- Exercise
Find the word "Vertical" in the data below and copy each line that holds it.

--*--

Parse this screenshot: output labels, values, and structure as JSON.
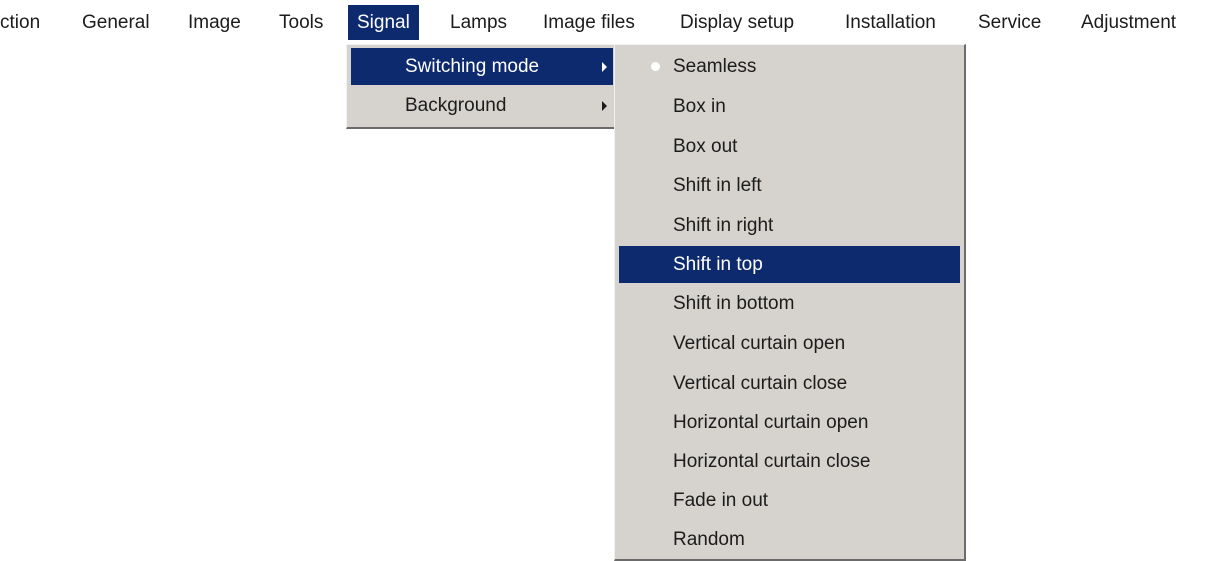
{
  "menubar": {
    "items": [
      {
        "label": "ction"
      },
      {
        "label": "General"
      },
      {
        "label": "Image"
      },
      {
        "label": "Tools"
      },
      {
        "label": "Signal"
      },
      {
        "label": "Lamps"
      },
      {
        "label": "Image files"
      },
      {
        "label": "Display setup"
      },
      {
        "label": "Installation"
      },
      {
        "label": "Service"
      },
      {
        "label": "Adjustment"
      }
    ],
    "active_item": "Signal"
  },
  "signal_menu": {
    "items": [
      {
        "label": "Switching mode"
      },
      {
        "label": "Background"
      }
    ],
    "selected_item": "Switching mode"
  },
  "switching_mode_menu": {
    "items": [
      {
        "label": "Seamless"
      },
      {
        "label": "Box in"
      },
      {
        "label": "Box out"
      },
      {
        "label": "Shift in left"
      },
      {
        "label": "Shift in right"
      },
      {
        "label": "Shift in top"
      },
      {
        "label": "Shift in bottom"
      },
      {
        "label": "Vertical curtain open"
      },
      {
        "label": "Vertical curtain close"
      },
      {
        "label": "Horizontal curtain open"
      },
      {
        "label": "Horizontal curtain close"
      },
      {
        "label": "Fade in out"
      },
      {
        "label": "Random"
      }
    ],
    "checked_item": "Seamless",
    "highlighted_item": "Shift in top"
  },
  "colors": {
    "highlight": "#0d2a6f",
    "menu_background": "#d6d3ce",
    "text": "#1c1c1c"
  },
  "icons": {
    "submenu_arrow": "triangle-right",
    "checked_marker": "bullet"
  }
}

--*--

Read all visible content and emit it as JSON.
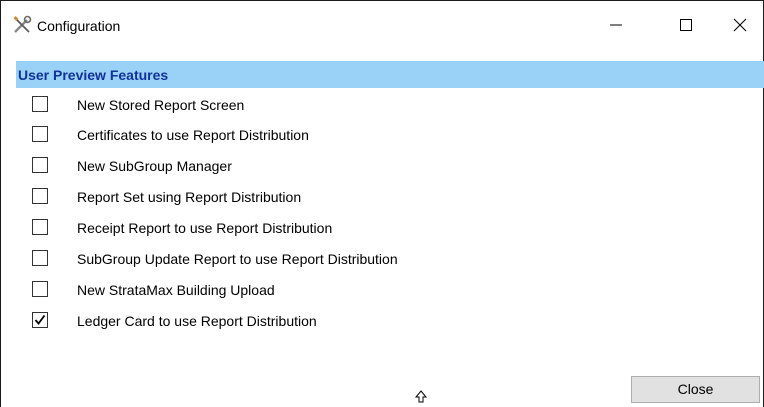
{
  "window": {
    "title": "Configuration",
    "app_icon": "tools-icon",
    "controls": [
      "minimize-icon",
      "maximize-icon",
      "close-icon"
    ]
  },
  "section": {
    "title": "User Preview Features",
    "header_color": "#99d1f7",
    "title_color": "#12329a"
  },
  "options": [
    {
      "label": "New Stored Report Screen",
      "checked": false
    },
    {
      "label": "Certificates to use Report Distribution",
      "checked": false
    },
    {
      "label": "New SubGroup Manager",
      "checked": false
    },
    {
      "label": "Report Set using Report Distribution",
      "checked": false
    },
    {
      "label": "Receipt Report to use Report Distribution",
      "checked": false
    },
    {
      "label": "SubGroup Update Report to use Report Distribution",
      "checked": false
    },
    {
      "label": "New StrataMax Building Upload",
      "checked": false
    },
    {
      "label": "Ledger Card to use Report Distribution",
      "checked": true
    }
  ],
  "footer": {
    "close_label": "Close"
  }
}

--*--

- Solution for this task
        "label": "Vertical curtain open"
        "label": "Vertical curtain close"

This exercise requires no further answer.